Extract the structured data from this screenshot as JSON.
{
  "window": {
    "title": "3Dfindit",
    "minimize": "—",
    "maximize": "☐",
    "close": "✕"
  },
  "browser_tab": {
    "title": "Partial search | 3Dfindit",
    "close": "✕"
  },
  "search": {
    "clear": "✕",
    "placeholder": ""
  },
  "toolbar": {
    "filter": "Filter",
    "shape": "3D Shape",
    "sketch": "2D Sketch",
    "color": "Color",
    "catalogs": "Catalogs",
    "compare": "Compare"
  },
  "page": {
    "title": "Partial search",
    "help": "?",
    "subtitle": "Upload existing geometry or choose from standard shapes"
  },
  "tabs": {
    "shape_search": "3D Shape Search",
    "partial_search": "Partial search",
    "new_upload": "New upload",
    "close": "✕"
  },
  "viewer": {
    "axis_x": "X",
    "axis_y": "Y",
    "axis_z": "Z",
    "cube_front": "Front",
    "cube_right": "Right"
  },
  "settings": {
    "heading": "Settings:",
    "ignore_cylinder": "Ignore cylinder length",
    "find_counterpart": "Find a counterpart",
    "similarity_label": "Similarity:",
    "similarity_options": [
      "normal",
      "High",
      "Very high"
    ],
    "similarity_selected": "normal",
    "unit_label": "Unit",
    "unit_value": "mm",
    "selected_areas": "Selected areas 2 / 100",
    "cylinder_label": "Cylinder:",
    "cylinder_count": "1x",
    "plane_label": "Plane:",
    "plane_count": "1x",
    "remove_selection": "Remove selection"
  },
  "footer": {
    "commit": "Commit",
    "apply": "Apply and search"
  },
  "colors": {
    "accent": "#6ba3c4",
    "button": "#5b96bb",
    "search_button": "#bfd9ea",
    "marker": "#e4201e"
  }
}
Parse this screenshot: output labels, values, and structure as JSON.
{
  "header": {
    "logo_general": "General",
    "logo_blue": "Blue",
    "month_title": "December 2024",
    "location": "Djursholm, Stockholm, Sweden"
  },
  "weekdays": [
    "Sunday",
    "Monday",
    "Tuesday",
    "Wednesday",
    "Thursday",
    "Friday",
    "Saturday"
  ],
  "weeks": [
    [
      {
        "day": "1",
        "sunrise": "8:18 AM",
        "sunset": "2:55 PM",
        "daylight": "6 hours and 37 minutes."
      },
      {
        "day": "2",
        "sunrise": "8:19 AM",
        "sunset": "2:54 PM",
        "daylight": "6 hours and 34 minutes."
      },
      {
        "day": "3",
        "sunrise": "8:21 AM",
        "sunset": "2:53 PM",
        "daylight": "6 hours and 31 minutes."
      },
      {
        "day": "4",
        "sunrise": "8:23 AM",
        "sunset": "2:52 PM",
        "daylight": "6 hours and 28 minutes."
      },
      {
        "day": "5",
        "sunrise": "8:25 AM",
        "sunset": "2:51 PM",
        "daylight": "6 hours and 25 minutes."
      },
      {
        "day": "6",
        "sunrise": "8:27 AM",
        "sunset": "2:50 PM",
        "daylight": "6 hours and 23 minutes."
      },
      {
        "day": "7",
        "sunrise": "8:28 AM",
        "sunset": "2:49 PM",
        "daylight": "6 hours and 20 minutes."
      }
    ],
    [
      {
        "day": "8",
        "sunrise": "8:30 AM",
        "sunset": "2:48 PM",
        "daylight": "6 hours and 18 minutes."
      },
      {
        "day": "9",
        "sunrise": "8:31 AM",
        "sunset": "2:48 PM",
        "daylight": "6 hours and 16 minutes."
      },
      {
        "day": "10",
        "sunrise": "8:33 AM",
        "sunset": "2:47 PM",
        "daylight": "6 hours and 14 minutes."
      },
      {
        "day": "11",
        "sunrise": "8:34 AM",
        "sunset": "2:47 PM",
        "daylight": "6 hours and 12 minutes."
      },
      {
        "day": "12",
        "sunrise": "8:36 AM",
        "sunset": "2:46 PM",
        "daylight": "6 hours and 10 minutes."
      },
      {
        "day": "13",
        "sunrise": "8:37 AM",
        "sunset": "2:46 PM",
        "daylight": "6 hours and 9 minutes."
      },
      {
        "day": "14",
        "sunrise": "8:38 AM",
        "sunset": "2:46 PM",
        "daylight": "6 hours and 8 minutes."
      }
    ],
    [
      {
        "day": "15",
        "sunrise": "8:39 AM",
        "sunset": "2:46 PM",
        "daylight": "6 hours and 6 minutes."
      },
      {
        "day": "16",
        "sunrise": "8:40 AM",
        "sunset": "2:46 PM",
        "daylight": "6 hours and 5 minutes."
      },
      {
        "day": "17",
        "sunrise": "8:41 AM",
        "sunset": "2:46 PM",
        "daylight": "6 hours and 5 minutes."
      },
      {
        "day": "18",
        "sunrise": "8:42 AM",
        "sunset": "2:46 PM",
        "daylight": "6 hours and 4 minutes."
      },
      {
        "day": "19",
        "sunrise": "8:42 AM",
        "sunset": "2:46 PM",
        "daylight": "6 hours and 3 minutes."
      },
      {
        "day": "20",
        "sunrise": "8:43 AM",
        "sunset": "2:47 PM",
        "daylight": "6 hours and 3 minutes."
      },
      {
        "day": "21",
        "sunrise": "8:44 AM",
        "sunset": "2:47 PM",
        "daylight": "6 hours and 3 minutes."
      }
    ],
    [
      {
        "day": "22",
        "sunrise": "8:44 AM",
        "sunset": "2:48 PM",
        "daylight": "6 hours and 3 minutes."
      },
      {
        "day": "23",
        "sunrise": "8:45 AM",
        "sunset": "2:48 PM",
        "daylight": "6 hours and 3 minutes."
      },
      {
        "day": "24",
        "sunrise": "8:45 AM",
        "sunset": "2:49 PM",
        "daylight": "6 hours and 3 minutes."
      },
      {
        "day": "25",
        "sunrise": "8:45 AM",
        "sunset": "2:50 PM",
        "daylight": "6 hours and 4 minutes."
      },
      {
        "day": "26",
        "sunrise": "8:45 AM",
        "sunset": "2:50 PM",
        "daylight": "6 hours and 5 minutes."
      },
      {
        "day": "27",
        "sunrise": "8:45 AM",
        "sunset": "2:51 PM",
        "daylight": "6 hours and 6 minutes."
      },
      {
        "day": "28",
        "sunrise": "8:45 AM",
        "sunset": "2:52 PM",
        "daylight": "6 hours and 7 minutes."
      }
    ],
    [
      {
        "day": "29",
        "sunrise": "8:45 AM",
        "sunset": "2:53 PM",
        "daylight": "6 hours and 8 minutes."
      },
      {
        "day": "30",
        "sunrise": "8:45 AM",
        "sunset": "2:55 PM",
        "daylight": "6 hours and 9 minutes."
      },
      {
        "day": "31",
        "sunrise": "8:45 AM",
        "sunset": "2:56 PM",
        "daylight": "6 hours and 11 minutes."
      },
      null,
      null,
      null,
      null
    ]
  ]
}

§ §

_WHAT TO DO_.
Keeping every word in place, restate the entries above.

_TASK ANSWER_.
Extract the structured data from this screenshot as JSON.
{
  "window": {
    "title": "3Dfindit",
    "minimize": "—",
    "maximize": "☐",
    "close": "✕"
  },
  "browser_tab": {
    "title": "Partial search | 3Dfindit",
    "close": "✕"
  },
  "search": {
    "clear": "✕",
    "placeholder": ""
  },
  "toolbar": {
    "filter": "Filter",
    "shape": "3D Shape",
    "sketch": "2D Sketch",
    "color": "Color",
    "catalogs": "Catalogs",
    "compare": "Compare"
  },
  "page": {
    "title": "Partial search",
    "help": "?",
    "subtitle": "Upload existing geometry or choose from standard shapes"
  },
  "tabs": {
    "shape_search": "3D Shape Search",
    "partial_search": "Partial search",
    "new_upload": "New upload",
    "close": "✕"
  },
  "viewer": {
    "axis_x": "X",
    "axis_y": "Y",
    "axis_z": "Z",
    "cube_front": "Front",
    "cube_right": "Right"
  },
  "settings": {
    "heading": "Settings:",
    "ignore_cylinder": "Ignore cylinder length",
    "find_counterpart": "Find a counterpart",
    "similarity_label": "Similarity:",
    "similarity_options": [
      "normal",
      "High",
      "Very high"
    ],
    "similarity_selected": "normal",
    "unit_label": "Unit",
    "unit_value": "mm",
    "selected_areas": "Selected areas 2 / 100",
    "cylinder_label": "Cylinder:",
    "cylinder_count": "1x",
    "plane_label": "Plane:",
    "plane_count": "1x",
    "remove_selection": "Remove selection"
  },
  "footer": {
    "commit": "Commit",
    "apply": "Apply and search"
  },
  "colors": {
    "accent": "#6ba3c4",
    "button": "#5b96bb",
    "search_button": "#bfd9ea",
    "marker": "#e4201e"
  }
}
Parse this screenshot: output labels, values, and structure as JSON.
{
  "header": {
    "logo_general": "General",
    "logo_blue": "Blue",
    "month_title": "December 2024",
    "location": "Djursholm, Stockholm, Sweden"
  },
  "weekdays": [
    "Sunday",
    "Monday",
    "Tuesday",
    "Wednesday",
    "Thursday",
    "Friday",
    "Saturday"
  ],
  "weeks": [
    [
      {
        "day": "1",
        "sunrise": "8:18 AM",
        "sunset": "2:55 PM",
        "daylight": "6 hours and 37 minutes."
      },
      {
        "day": "2",
        "sunrise": "8:19 AM",
        "sunset": "2:54 PM",
        "daylight": "6 hours and 34 minutes."
      },
      {
        "day": "3",
        "sunrise": "8:21 AM",
        "sunset": "2:53 PM",
        "daylight": "6 hours and 31 minutes."
      },
      {
        "day": "4",
        "sunrise": "8:23 AM",
        "sunset": "2:52 PM",
        "daylight": "6 hours and 28 minutes."
      },
      {
        "day": "5",
        "sunrise": "8:25 AM",
        "sunset": "2:51 PM",
        "daylight": "6 hours and 25 minutes."
      },
      {
        "day": "6",
        "sunrise": "8:27 AM",
        "sunset": "2:50 PM",
        "daylight": "6 hours and 23 minutes."
      },
      {
        "day": "7",
        "sunrise": "8:28 AM",
        "sunset": "2:49 PM",
        "daylight": "6 hours and 20 minutes."
      }
    ],
    [
      {
        "day": "8",
        "sunrise": "8:30 AM",
        "sunset": "2:48 PM",
        "daylight": "6 hours and 18 minutes."
      },
      {
        "day": "9",
        "sunrise": "8:31 AM",
        "sunset": "2:48 PM",
        "daylight": "6 hours and 16 minutes."
      },
      {
        "day": "10",
        "sunrise": "8:33 AM",
        "sunset": "2:47 PM",
        "daylight": "6 hours and 14 minutes."
      },
      {
        "day": "11",
        "sunrise": "8:34 AM",
        "sunset": "2:47 PM",
        "daylight": "6 hours and 12 minutes."
      },
      {
        "day": "12",
        "sunrise": "8:36 AM",
        "sunset": "2:46 PM",
        "daylight": "6 hours and 10 minutes."
      },
      {
        "day": "13",
        "sunrise": "8:37 AM",
        "sunset": "2:46 PM",
        "daylight": "6 hours and 9 minutes."
      },
      {
        "day": "14",
        "sunrise": "8:38 AM",
        "sunset": "2:46 PM",
        "daylight": "6 hours and 8 minutes."
      }
    ],
    [
      {
        "day": "15",
        "sunrise": "8:39 AM",
        "sunset": "2:46 PM",
        "daylight": "6 hours and 6 minutes."
      },
      {
        "day": "16",
        "sunrise": "8:40 AM",
        "sunset": "2:46 PM",
        "daylight": "6 hours and 5 minutes."
      },
      {
        "day": "17",
        "sunrise": "8:41 AM",
        "sunset": "2:46 PM",
        "daylight": "6 hours and 5 minutes."
      },
      {
        "day": "18",
        "sunrise": "8:42 AM",
        "sunset": "2:46 PM",
        "daylight": "6 hours and 4 minutes."
      },
      {
        "day": "19",
        "sunrise": "8:42 AM",
        "sunset": "2:46 PM",
        "daylight": "6 hours and 3 minutes."
      },
      {
        "day": "20",
        "sunrise": "8:43 AM",
        "sunset": "2:47 PM",
        "daylight": "6 hours and 3 minutes."
      },
      {
        "day": "21",
        "sunrise": "8:44 AM",
        "sunset": "2:47 PM",
        "daylight": "6 hours and 3 minutes."
      }
    ],
    [
      {
        "day": "22",
        "sunrise": "8:44 AM",
        "sunset": "2:48 PM",
        "daylight": "6 hours and 3 minutes."
      },
      {
        "day": "23",
        "sunrise": "8:45 AM",
        "sunset": "2:48 PM",
        "daylight": "6 hours and 3 minutes."
      },
      {
        "day": "24",
        "sunrise": "8:45 AM",
        "sunset": "2:49 PM",
        "daylight": "6 hours and 3 minutes."
      },
      {
        "day": "25",
        "sunrise": "8:45 AM",
        "sunset": "2:50 PM",
        "daylight": "6 hours and 4 minutes."
      },
      {
        "day": "26",
        "sunrise": "8:45 AM",
        "sunset": "2:50 PM",
        "daylight": "6 hours and 5 minutes."
      },
      {
        "day": "27",
        "sunrise": "8:45 AM",
        "sunset": "2:51 PM",
        "daylight": "6 hours and 6 minutes."
      },
      {
        "day": "28",
        "sunrise": "8:45 AM",
        "sunset": "2:52 PM",
        "daylight": "6 hours and 7 minutes."
      }
    ],
    [
      {
        "day": "29",
        "sunrise": "8:45 AM",
        "sunset": "2:53 PM",
        "daylight": "6 hours and 8 minutes."
      },
      {
        "day": "30",
        "sunrise": "8:45 AM",
        "sunset": "2:55 PM",
        "daylight": "6 hours and 9 minutes."
      },
      {
        "day": "31",
        "sunrise": "8:45 AM",
        "sunset": "2:56 PM",
        "daylight": "6 hours and 11 minutes."
      },
      null,
      null,
      null,
      null
    ]
  ]
}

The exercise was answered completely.